Optimal control. Linear quadratic methods.

*(English)*Zbl 0751.49013
Prentice Hall Information and System Sciences Series. Englewood Cliffs, NJ: Prentice Hall. xi, 380 p. (1990).

This book is the result of revising an earlier work by the authors [“Linear optimal control” (1971; Zbl 0321.49001)], motivated by the fact that in the past two decades a variety of directions in optimal control have evolved. The title has been changed to focus on linear- quadratic methods, as opposed to \(H^ \infty\) and \(L_ 1\) methods. Hence the book deals with linear plants and linear controllers to be designed such as to minimize quadratic performance criteria. Therefore material on relay control systems and dual-mode controllers has been omitted, whereas material on second variation theory, frequency shaping, loop recovery and controller reduction has been added. Many sections have been rewritten, especially on robustness and tracking. The aim of the book is to point out the engineering properties of the solution to the problems presented and to connect them to classical results and ideas.

The book consists of three major parts. Part I (chapters 1 to 4) introduces and outlines the basic theory of linear regulator/tracker, emphasizing time-invariant systems. The Hamilton-Jacobi equation is introduced using the principle of optimality. Finite-time as well as infinite-time problems are considered, including regulator design with a described degree of stability.

Part II (chapters 5 and 6) focusses on the engineering properties of the optimal regulator, such as sensitivity and robustness based on sensitivity functions and singular values. Also the effect of sector nonlinearities and time delay is studied. The relationship between quadratic index weight selection and closed-loop eigenvalues is investigated.

Part III (chapters 7 to 11) considers both deterministic and stochastic state estimation (Kalman-Bucy filter) robust controller design using state estimate feedback, loop transmission recovery and frequency shaping techniques. Since this approach may result in controllers of unacceptable high order, controller reduction methods are presented. Some practical aspects of digital implementation such as sampling time selection and anti-aliasing filter are discussed.

Some theoretical background relevant to the material in the book is summarized in the appendices.

This is a fine textbook written be leading authorities in the field of automatic control. It constructs bridges between familiar classical control engineering and modern control theory and is therefore recommended to graduate students as well as to practicing control engineers.
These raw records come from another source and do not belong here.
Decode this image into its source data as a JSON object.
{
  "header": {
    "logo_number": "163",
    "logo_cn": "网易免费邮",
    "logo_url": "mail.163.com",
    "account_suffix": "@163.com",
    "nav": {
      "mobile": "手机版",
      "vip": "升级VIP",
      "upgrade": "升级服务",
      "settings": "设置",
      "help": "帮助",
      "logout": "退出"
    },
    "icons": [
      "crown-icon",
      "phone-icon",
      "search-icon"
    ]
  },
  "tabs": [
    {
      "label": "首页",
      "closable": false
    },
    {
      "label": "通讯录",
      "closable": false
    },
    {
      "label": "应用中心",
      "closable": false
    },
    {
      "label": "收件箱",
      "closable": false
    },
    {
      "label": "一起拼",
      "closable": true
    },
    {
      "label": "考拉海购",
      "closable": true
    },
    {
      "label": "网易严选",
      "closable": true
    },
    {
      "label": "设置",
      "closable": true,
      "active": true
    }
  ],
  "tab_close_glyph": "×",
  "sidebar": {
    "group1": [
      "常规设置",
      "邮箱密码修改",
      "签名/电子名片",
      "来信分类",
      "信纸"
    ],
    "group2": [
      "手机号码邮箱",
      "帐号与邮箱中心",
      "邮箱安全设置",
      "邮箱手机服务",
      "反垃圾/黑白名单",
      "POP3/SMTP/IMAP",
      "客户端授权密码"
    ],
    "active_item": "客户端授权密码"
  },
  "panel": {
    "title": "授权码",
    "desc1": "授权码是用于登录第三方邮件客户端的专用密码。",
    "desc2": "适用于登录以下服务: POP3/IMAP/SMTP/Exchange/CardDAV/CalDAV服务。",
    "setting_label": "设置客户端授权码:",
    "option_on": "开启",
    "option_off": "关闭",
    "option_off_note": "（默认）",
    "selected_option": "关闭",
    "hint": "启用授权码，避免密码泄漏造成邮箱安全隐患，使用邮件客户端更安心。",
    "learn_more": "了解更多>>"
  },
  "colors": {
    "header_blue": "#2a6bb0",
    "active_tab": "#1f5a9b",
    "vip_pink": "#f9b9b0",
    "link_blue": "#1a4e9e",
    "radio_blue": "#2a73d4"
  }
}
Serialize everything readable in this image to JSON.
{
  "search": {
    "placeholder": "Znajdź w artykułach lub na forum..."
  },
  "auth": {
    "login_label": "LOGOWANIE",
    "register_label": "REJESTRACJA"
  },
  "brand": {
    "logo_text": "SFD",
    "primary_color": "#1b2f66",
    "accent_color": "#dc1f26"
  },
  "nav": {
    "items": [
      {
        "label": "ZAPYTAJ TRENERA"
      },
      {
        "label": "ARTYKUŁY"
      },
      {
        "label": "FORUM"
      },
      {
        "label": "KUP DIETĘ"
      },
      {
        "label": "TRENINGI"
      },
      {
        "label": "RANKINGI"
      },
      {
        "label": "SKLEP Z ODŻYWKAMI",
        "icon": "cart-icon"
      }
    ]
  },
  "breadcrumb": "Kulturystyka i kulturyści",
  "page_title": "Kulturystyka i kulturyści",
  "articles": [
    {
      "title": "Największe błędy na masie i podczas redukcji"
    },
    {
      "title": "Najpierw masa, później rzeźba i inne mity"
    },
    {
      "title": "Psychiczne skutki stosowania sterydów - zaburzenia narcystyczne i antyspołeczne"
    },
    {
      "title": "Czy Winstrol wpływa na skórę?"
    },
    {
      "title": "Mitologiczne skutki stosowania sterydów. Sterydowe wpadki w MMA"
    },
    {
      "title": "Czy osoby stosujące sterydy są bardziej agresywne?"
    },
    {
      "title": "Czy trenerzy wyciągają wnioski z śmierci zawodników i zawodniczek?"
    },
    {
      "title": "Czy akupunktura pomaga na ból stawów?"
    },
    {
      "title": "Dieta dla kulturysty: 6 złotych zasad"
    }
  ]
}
The book consists of three major parts. Part I (chapters 1 to 4) introduces and outlines the basic theory of linear regulator/tracker, emphasizing time-invariant systems. The Hamilton-Jacobi equation is introduced using the principle of optimality. Finite-time as well as infinite-time problems are considered, including regulator design with a described degree of stability.
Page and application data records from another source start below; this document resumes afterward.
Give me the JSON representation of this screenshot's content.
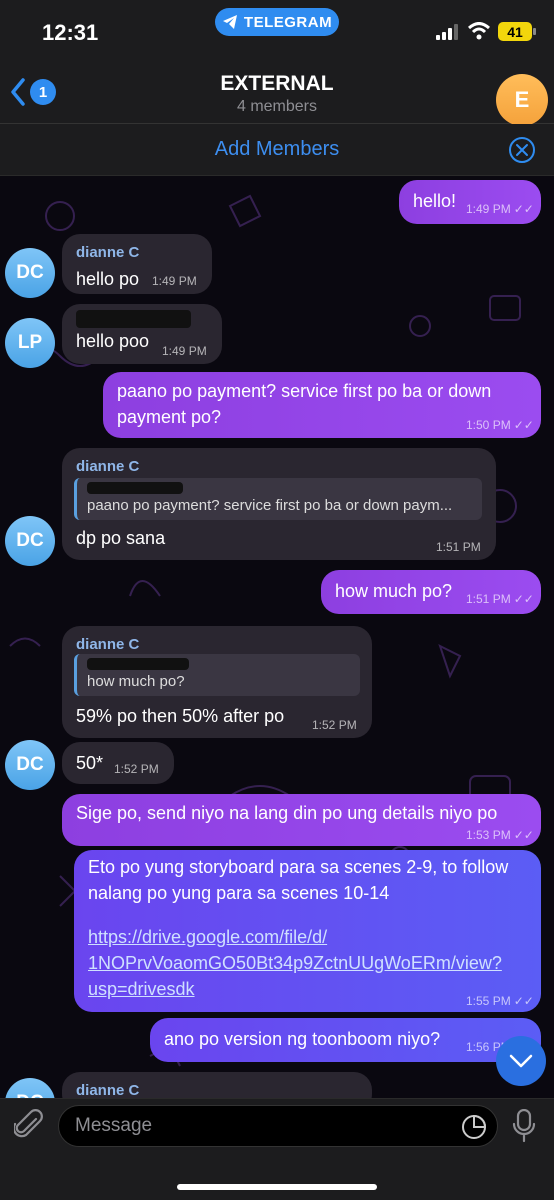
{
  "status_bar": {
    "time": "12:31",
    "app_pill": "TELEGRAM",
    "battery": "41"
  },
  "header": {
    "back_count": "1",
    "title": "EXTERNAL",
    "subtitle": "4 members",
    "avatar_letter": "E"
  },
  "add_members": {
    "label": "Add Members"
  },
  "messages": [
    {
      "text": "hello!",
      "time": "1:49 PM"
    },
    {
      "sender": "dianne C",
      "text": "hello po",
      "time": "1:49 PM",
      "avatar": "DC"
    },
    {
      "text": "hello poo",
      "time": "1:49 PM",
      "avatar": "LP"
    },
    {
      "text": "paano po payment? service first po ba or down payment po?",
      "time": "1:50 PM"
    },
    {
      "sender": "dianne C",
      "reply": "paano po payment? service first po ba or down paym...",
      "text": "dp po sana",
      "time": "1:51 PM",
      "avatar": "DC"
    },
    {
      "text": "how much po?",
      "time": "1:51 PM"
    },
    {
      "sender": "dianne C",
      "reply": "how much po?",
      "text": "59% po then 50% after po",
      "time": "1:52 PM"
    },
    {
      "text": "50*",
      "time": "1:52 PM",
      "avatar": "DC"
    },
    {
      "text": "Sige po, send niyo na lang din po ung details niyo po",
      "time": "1:53 PM"
    },
    {
      "text": "Eto po yung storyboard para sa scenes 2-9, to follow nalang po yung para sa scenes 10-14",
      "link": "https://drive.google.com/file/d/1NOPrvVoaomGO50Bt34p9ZctnUUgWoERm/view?usp=drivesdk",
      "link_lines": [
        "https://drive.google.com/file/d/",
        "1NOPrvVoaomGO50Bt34p9ZctnUUgWoERm/view?",
        "usp=drivesdk"
      ],
      "time": "1:55 PM"
    },
    {
      "text": "ano po version ng toonboom niyo?",
      "time": "1:56 PM"
    },
    {
      "sender": "dianne C",
      "avatar": "DC"
    }
  ],
  "input": {
    "placeholder": "Message"
  },
  "colors": {
    "accent": "#2f8cf0",
    "outgoing": "#9b4cf0",
    "incoming": "#2a2630",
    "sender_name": "#8fb6e8"
  },
  "icons": [
    "telegram-icon",
    "signal-icon",
    "wifi-icon",
    "back-chevron-icon",
    "close-circle-icon",
    "double-check-icon",
    "chevron-down-icon",
    "paperclip-icon",
    "sticker-icon",
    "microphone-icon"
  ]
}
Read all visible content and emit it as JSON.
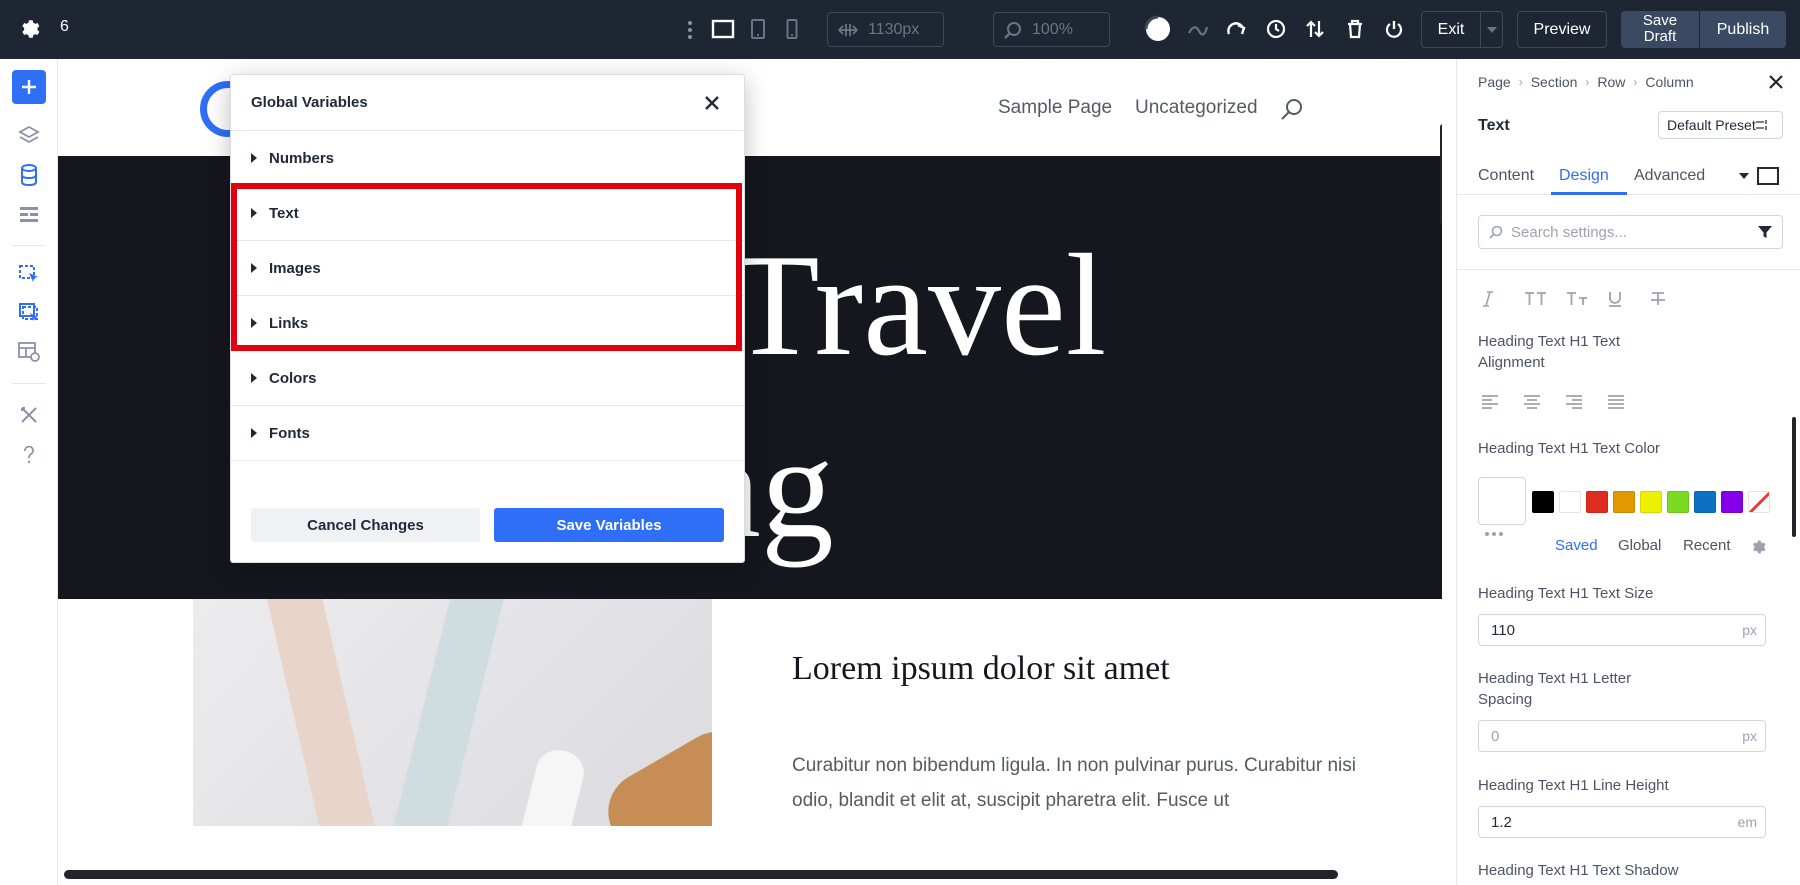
{
  "topbar": {
    "notification_count": "6",
    "width_value": "1130px",
    "zoom_value": "100%",
    "exit_label": "Exit",
    "preview_label": "Preview",
    "save_draft_line1": "Save",
    "save_draft_line2": "Draft",
    "publish_label": "Publish"
  },
  "site": {
    "nav": [
      "Sample Page",
      "Uncategorized"
    ],
    "hero_line1": "r Travel",
    "hero_line2": "ag",
    "section_title": "Lorem ipsum dolor sit amet",
    "section_body": "Curabitur non bibendum ligula. In non pulvinar purus. Curabitur nisi odio, blandit et elit at, suscipit pharetra elit. Fusce ut"
  },
  "modal": {
    "title": "Global Variables",
    "items": [
      {
        "label": "Numbers"
      },
      {
        "label": "Text"
      },
      {
        "label": "Images"
      },
      {
        "label": "Links"
      },
      {
        "label": "Colors"
      },
      {
        "label": "Fonts"
      }
    ],
    "cancel_label": "Cancel Changes",
    "save_label": "Save Variables"
  },
  "panel": {
    "breadcrumb": [
      "Page",
      "Section",
      "Row",
      "Column"
    ],
    "module_name": "Text",
    "preset_label": "Default Preset",
    "tabs": [
      {
        "label": "Content",
        "active": false
      },
      {
        "label": "Design",
        "active": true
      },
      {
        "label": "Advanced",
        "active": false
      }
    ],
    "search_placeholder": "Search settings...",
    "alignment_label": "Heading Text H1 Text Alignment",
    "color_label": "Heading Text H1 Text Color",
    "swatch_colors": [
      "#000000",
      "#ffffff",
      "#e02b20",
      "#e09900",
      "#edf000",
      "#7cda24",
      "#0c71c3",
      "#8300e9"
    ],
    "color_tabs": [
      {
        "label": "Saved",
        "active": true
      },
      {
        "label": "Global",
        "active": false
      },
      {
        "label": "Recent",
        "active": false
      }
    ],
    "size_label": "Heading Text H1 Text Size",
    "size_value": "110",
    "size_unit": "px",
    "letter_spacing_label": "Heading Text H1 Letter Spacing",
    "letter_spacing_value": "0",
    "letter_spacing_unit": "px",
    "line_height_label": "Heading Text H1 Line Height",
    "line_height_value": "1.2",
    "line_height_unit": "em",
    "shadow_label": "Heading Text H1 Text Shadow"
  },
  "colors": {
    "accent": "#2f6ff6",
    "topbar_bg": "#1e2533",
    "hero_bg": "#16161e",
    "highlight": "#e3000f"
  }
}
Part II (chapters 5 and 6) focusses on the engineering properties of the optimal regulator, such as sensitivity and robustness based on sensitivity functions and singular values. Also the effect of sector nonlinearities and time delay is studied. The relationship between quadratic index weight selection and closed-loop eigenvalues is investigated.

Part III (chapters 7 to 11) considers both deterministic and stochastic state estimation (Kalman-Bucy filter) robust controller design using state estimate feedback, loop transmission recovery and frequency shaping techniques. Since this approach may result in controllers of unacceptable high order, controller reduction methods are presented. Some practical aspects of digital implementation such as sampling time selection and anti-aliasing filter are discussed.
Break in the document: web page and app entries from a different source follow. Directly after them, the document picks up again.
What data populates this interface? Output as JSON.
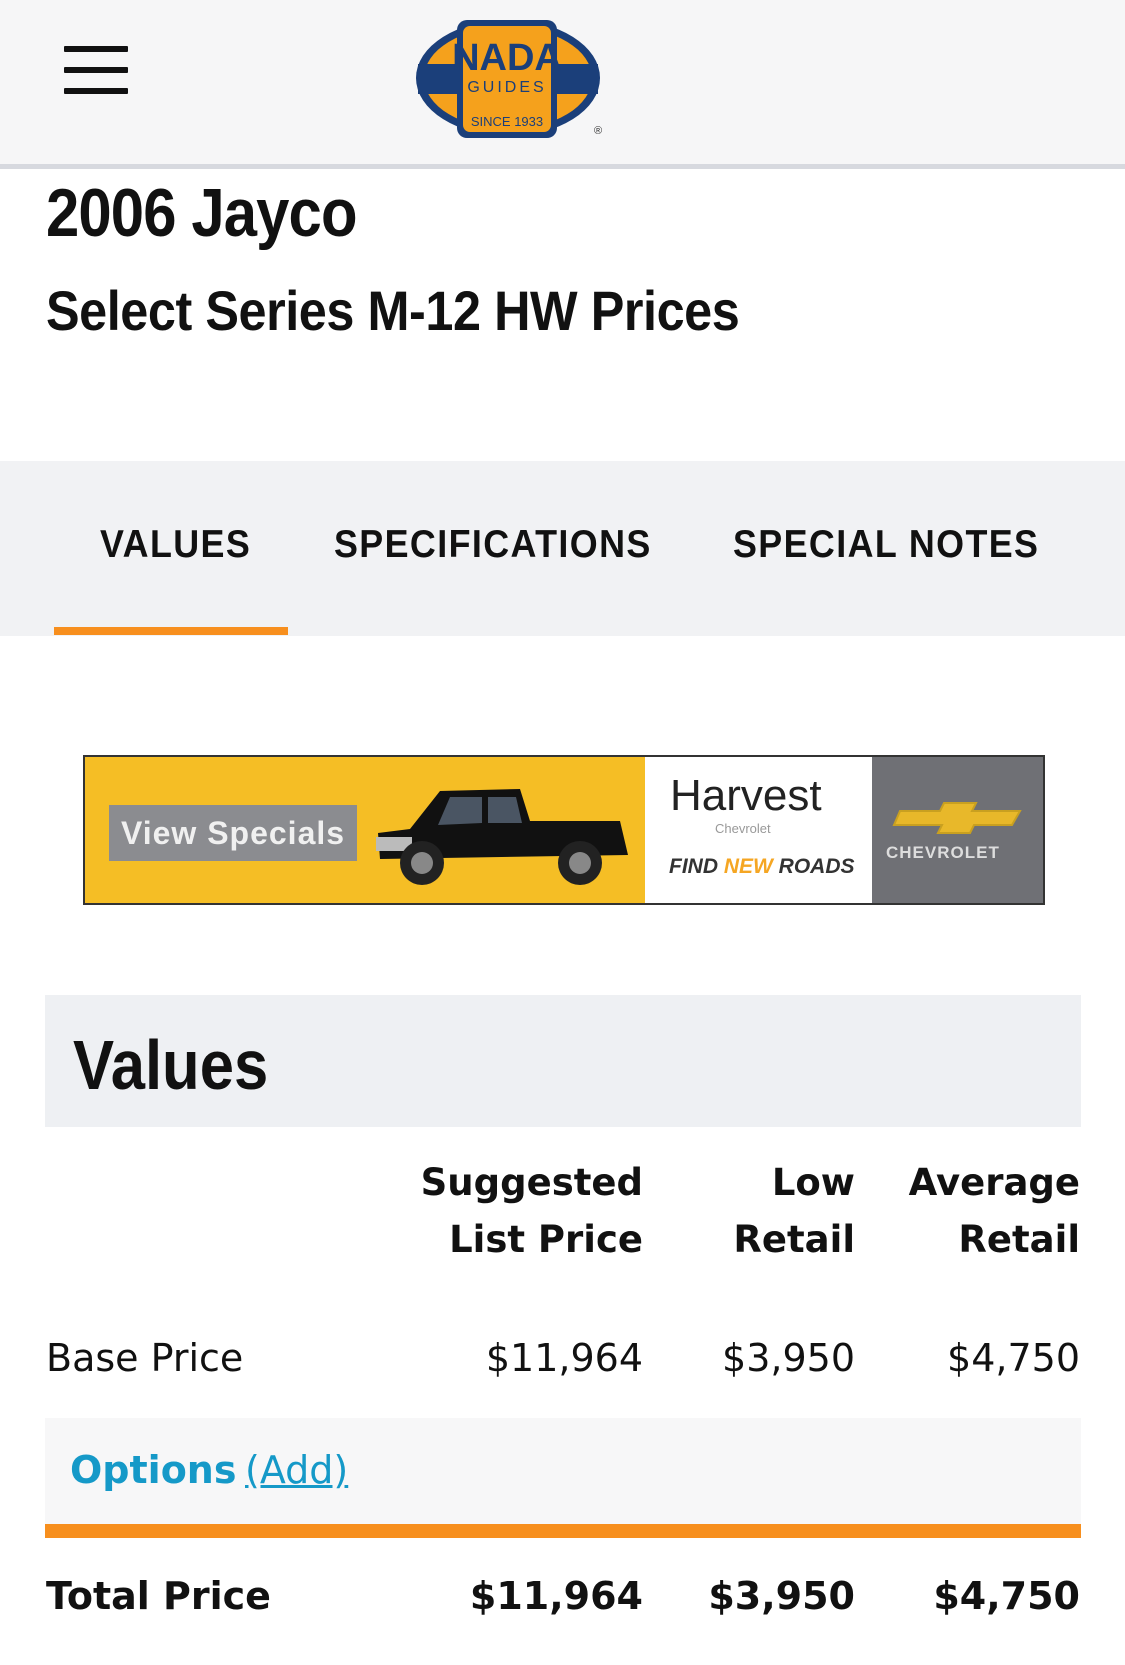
{
  "header": {
    "logo": {
      "brand": "NADA",
      "sub": "GUIDES",
      "since": "SINCE 1933",
      "reg": "®"
    }
  },
  "page": {
    "title": "2006 Jayco",
    "subtitle": "Select Series M-12 HW Prices"
  },
  "tabs": [
    {
      "label": "VALUES",
      "active": true
    },
    {
      "label": "SPECIFICATIONS",
      "active": false
    },
    {
      "label": "SPECIAL NOTES",
      "active": false
    }
  ],
  "ad": {
    "button": "View Specials",
    "dealer": "Harvest",
    "dealer_sub": "Chevrolet",
    "slogan_find": "FIND ",
    "slogan_new": "NEW",
    "slogan_roads": " ROADS",
    "brand": "CHEVROLET"
  },
  "values": {
    "heading": "Values",
    "columns": [
      {
        "line1": "Suggested",
        "line2": "List Price"
      },
      {
        "line1": "Low",
        "line2": "Retail"
      },
      {
        "line1": "Average",
        "line2": "Retail"
      }
    ],
    "base": {
      "label": "Base Price",
      "values": [
        "$11,964",
        "$3,950",
        "$4,750"
      ]
    },
    "options": {
      "label": "Options",
      "add": "(Add)"
    },
    "total": {
      "label": "Total Price",
      "values": [
        "$11,964",
        "$3,950",
        "$4,750"
      ]
    }
  },
  "colors": {
    "accent": "#f78f1e",
    "link": "#1599c8",
    "logo_blue": "#1b3f7a",
    "logo_orange": "#f5a11c"
  }
}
Some theoretical background relevant to the material in the book is summarized in the appendices.

This is a fine textbook written be leading authorities in the field of automatic control. It constructs bridges between familiar classical control engineering and modern control theory and is therefore recommended to graduate students as well as to practicing control engineers.

Reviewer: D.Franke (Hamburg)

##### MSC:

49N10 | Linear-quadratic optimal control problems |

49N05 | Linear optimal control problems |

49-01 | Introductory exposition (textbooks, tutorial papers, etc.) pertaining to calculus of variations and optimal control |

49N35 | Optimal feedback synthesis |

93E10 | Estimation and detection in stochastic control theory |

93E24 | Least squares and related methods for stochastic control systems |